Grateful family is funding research and therapy at Sylvester
By Stacey Bomser
Photography by Sonya Revell
Kristi and Dean Jernigan
hanks to the tireless work of physician-researchers like those at Sylvester Comprehensive Cancer Center, there are 18 million cancer survivors in the United States. Kristi and Dean Jernigan’s daughter is one of them.
When she was diagnosed with Hodgkin’s lymphoma at age 30, the family knew that Sylvester Physician-in-Chief Craig Moskowitz, M.D., would provide the best chance of survival.
Calling him a “pioneer in lymphoma,” Kristi Jernigan credits Dr. Moskowitz’s extensive research and vast experience for serving as an “operating manual,” successfully guiding their daughter’s treatment.
“We always felt totally confident in Dr. Moskowitz’s plan,” said Jernigan. “He has the unique ability to combine the science and the art of a particular patient’s progression and response to treatment.”
With their daughter now counted among the millions of cancer survivors, the Jernigans chose to express their gratitude by making a significant gift to Sylvester. It will help support the art and music therapy classes their daughter participated in as part of her healing process, as well as Dr. Moskowitz’s research, which includes a pilot study with Tracy Crane, Ph.D., co-lead of the Cancer Control Research Program, to look into how non-medical lifestyle changes affect treatment outcome.
“Almost all lymphoma patients gain 15 to 20 pounds from their first treatment,” said Dr. Moskowitz. “We will study whether by following a Mediterranean diet; controlling glucose, electrolytes and hormones; and implementing an exercise program, we can keep patients stable. This will be the first study of its kind in lymphoma.”

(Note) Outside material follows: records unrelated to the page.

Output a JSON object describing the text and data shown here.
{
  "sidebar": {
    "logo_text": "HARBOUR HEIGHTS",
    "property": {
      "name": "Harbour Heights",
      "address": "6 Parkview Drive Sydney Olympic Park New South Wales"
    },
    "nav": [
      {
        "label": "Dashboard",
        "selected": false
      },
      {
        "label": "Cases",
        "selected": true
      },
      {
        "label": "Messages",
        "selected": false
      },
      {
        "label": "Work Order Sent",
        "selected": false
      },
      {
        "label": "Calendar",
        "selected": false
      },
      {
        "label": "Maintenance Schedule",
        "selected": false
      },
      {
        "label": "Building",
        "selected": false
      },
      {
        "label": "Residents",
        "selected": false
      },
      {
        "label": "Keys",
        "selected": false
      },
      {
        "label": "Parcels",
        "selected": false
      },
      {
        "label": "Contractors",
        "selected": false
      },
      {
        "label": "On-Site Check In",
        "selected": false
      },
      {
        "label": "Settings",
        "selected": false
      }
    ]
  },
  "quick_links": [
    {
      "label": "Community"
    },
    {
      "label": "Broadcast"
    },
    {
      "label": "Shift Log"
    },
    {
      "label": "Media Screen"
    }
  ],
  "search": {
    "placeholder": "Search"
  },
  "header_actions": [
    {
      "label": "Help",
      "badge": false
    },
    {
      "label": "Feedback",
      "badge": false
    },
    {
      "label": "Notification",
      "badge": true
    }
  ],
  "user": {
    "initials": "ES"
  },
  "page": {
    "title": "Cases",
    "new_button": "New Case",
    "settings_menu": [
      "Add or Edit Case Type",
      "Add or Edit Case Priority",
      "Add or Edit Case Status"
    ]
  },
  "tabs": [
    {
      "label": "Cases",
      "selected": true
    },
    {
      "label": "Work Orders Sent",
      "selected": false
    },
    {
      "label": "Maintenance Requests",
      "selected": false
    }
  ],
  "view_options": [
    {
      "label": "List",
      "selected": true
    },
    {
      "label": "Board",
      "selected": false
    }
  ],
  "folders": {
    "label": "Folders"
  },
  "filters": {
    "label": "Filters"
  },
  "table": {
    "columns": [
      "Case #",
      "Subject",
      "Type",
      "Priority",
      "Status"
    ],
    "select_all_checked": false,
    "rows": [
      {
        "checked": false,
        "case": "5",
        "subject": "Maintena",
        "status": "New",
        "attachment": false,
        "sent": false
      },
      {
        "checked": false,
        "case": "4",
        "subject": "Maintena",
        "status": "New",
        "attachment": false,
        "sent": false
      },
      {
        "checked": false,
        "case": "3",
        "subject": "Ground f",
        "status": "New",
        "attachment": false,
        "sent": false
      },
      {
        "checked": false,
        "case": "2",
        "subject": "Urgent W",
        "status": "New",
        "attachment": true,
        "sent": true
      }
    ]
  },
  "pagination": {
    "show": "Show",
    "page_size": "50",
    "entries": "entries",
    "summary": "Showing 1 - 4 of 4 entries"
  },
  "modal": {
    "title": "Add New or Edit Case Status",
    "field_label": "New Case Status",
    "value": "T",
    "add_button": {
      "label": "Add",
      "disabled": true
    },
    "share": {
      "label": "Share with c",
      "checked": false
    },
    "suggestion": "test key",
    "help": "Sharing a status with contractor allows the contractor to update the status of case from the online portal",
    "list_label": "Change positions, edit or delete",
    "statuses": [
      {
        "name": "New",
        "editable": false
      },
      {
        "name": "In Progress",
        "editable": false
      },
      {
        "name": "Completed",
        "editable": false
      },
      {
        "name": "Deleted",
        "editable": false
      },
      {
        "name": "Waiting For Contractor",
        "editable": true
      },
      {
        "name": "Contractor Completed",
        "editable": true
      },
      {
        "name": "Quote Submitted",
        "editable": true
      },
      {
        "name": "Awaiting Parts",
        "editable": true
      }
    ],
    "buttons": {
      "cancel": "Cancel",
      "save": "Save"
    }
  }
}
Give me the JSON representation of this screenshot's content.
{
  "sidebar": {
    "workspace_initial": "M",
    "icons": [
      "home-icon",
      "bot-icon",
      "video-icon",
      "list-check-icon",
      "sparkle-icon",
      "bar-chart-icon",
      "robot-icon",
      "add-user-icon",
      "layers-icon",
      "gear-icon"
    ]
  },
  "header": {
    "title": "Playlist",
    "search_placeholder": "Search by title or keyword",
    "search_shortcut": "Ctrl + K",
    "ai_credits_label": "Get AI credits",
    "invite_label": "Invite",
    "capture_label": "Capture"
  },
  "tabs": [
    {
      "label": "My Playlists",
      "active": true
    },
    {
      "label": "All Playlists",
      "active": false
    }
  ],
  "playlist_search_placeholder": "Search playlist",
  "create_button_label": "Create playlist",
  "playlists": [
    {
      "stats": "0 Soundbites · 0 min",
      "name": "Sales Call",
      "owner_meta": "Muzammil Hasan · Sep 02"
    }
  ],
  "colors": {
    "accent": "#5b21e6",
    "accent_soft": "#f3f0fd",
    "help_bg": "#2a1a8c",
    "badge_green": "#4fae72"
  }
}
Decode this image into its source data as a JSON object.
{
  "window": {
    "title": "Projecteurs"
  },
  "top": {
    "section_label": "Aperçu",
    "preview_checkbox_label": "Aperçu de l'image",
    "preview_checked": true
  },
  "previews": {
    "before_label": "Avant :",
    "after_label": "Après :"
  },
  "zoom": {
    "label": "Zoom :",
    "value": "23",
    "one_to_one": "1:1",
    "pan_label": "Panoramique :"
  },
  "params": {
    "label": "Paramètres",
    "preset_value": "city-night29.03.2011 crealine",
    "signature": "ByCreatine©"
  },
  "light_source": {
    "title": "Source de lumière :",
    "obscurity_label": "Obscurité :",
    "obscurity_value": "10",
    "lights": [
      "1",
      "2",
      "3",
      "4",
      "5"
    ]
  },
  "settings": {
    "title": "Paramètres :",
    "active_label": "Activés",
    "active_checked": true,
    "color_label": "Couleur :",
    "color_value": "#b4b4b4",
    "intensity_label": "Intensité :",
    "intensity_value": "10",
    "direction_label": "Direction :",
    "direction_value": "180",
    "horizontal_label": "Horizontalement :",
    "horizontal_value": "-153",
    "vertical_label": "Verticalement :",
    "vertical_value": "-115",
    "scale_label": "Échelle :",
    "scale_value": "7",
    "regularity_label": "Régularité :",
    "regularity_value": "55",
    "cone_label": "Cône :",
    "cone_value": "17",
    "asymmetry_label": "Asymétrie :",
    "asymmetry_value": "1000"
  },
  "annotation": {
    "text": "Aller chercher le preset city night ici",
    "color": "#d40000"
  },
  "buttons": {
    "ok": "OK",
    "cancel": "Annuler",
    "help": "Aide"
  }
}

The Jernigans say they are honored to support research that could have a tremendous impact on treatment options. “We are excited to help in any way we can,” said Jernigan.